Tuesday, December 23, 2014

The Right IP for a D&D Movie

Zak S over and Playing D&D with Pornstars posits that WotC needs to add some new IP to its D&D stable to leverage movies. He is utterly wrong.

The Dragonlance Companions
1) It's not WotC's business role to develop IP for movies, so regardless of our desires, what he proposes is fairly unlikely to happen. It's a nice idea, but I think it's unrealistic. Hasbro probably has a corporate media office for this kind of thing.

Also Zak has defied all business logic by stating that Wizards can "afford to not make money" on D&D. Because in his fantasy world businesses don't need to make money.

2) WotC/Hasbro already has an IP it can leverage for the purpose of a movie (and it doesn't even require the D&D lawsuit to be settled, technically). 

Before you roll your eyes, I'm going to put it out there because I think it merits thoughtful discussion (No, it's not Drizzt).


No, seriously. Dragonlance has some really compelling reasons it could be shaped into an awesome movie IP. Forget the crap-tastic animated version you may already know and walk with me down this path.

1) It features non-white lead protagonists. Cast Native American actors as Riverwind and Goldmoon. Throw Elmore's interpretations out the window (Seriously... White people in Native American dress? What was TSR thinking?). The Que Shu tribe is analogous to any number of American Plains Indians.Take advantage of this to illustrate multiculturalism in D&D (as opposed to Lord of the Rings).

Goldmoon & Riverwind by Keith Parkinson
2) It features strong female leads. Goldmoon, Laurana, Tika... These are women that can wield a sword, staff or frying pan (on a goblin's head) if needed. Make sure the script features these women leading, as they do in the novels, not just as sidekicks to the men. 

3) It has an ensemble cast. Humans, Elves, Dwarves... Kender may be potentially problematic to the the resemblance to existing Tolkien IP, but I'm not sure Tas is a required character. This will no doubt incur a lot of wrath from Dragonlance fans, but I think the novels might be better off without the little-person "comic" relief. 

4) It has deeply flawed characters, which is good for inter-pesonal drama.
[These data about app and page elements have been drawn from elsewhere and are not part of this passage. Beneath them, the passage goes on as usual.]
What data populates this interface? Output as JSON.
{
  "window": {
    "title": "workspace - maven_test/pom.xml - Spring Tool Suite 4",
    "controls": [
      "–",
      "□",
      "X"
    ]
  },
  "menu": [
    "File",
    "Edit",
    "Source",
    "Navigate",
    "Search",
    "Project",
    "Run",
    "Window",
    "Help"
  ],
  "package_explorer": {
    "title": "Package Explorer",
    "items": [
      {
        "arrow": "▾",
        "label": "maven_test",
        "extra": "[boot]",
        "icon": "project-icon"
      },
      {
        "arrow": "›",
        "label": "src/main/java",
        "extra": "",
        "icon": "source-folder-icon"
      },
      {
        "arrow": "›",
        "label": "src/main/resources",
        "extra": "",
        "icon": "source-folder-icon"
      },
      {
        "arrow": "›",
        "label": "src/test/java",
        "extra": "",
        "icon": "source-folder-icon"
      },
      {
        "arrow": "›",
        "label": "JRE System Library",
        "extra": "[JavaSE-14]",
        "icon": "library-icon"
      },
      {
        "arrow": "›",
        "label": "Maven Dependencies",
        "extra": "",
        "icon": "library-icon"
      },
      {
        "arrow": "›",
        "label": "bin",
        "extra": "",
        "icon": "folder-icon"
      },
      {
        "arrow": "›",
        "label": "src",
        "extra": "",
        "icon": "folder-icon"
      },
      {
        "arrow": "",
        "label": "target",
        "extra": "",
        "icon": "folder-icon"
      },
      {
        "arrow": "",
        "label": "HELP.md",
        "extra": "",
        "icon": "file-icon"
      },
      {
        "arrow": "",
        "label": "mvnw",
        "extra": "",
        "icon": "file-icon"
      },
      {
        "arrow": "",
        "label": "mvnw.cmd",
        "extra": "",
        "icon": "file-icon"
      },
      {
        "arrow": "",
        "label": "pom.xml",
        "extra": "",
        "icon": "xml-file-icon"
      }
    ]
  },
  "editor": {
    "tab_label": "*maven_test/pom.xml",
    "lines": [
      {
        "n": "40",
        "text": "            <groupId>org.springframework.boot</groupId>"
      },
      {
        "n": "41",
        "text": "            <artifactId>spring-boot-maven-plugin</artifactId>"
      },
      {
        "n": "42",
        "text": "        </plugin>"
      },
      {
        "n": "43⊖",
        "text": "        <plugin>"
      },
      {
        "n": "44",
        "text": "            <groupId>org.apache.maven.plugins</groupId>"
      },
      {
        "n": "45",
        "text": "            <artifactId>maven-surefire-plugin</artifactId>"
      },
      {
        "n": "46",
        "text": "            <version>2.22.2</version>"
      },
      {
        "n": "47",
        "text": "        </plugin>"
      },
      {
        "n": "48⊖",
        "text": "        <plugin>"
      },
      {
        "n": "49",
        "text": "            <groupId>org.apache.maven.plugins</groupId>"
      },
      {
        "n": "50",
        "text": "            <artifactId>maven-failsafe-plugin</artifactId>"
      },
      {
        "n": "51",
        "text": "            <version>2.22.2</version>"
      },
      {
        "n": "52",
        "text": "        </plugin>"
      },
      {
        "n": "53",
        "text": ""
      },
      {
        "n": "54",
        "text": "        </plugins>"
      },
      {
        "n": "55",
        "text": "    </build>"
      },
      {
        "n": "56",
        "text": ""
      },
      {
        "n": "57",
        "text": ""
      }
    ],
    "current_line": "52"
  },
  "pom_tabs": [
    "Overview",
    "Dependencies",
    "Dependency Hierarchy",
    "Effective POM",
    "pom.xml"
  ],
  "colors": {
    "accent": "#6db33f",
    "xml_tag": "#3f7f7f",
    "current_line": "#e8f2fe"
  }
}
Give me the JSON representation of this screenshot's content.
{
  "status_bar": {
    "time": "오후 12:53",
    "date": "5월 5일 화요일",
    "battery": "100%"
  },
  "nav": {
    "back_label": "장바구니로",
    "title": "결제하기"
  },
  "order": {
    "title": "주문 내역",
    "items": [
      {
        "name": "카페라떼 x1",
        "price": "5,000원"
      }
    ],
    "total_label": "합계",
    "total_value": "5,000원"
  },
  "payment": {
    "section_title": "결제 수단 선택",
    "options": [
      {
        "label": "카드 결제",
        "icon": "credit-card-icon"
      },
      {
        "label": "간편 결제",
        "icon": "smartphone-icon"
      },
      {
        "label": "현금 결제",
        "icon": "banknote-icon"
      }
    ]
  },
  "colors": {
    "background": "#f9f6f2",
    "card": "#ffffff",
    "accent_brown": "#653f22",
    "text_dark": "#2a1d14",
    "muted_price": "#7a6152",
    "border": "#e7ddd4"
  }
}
It features true love (Riverwind and Goldmoon as husband/wife), blossoming love (Tika / Caramon) as well as love triangles and broken hearts (Tanis / Laurana / Kitiara) and sibling rivalry (Caramon and Raistlin). Everything you need for drama among the characters. Keep what you want, cut out what doesn't work for the story.

Idris Elba as Heimdall in Thor: Dark World
5) It has fantastic monsters. Dragons, goblins, orcs, ogres... Whatever you want on the big screen to make it ooze fantasy.

6) It's a trilogy (with a shite-load of side content) that can be mined for at least 3 movies, and numerous possible spin-offs if it is successful.

7) Dragonlance can be marketed as "Dragonlance" if the lawsuit over D&D movie rights fails.

The Golden General standing
over a fallen Companion
8) Make Sturm black. This one might get some push back, but think about how white-washed so much of fantasy is and how cool it would be to also have a strong black leading man in this role. Although Sturm is depicted as white in Elmore's work, so is everyone else. Sturm is descended from Lady Enid Di Caela (as in Castle Di Caela) in central Solamnia. The naming conventions in this area of Solamnia suggest medieval Spain as inspiration (or perhaps Italy), both of which had their share of Moorish descendants living within.

How about Idris Elba? He made a bitchin' cool Heimdall. When I think of Sturm now, I often picture the Darius character in  +Table Titans. If not a black man, how about a Spanish actor at the very least?

Final Thoughts

Ok, so you might say "Dragonlance has been done before..." and my answer to that is "No, it hasn't."  Get a real director with real vision, good script writers, and don't put out some half-CGI, half-cell animation piece of crap. With the the right people, you might actually get a good movie out of it. This IP has potential to be a real winner if put into the right hands.

What do you think?

No comments:

Post a Comment

Other Owlbear musings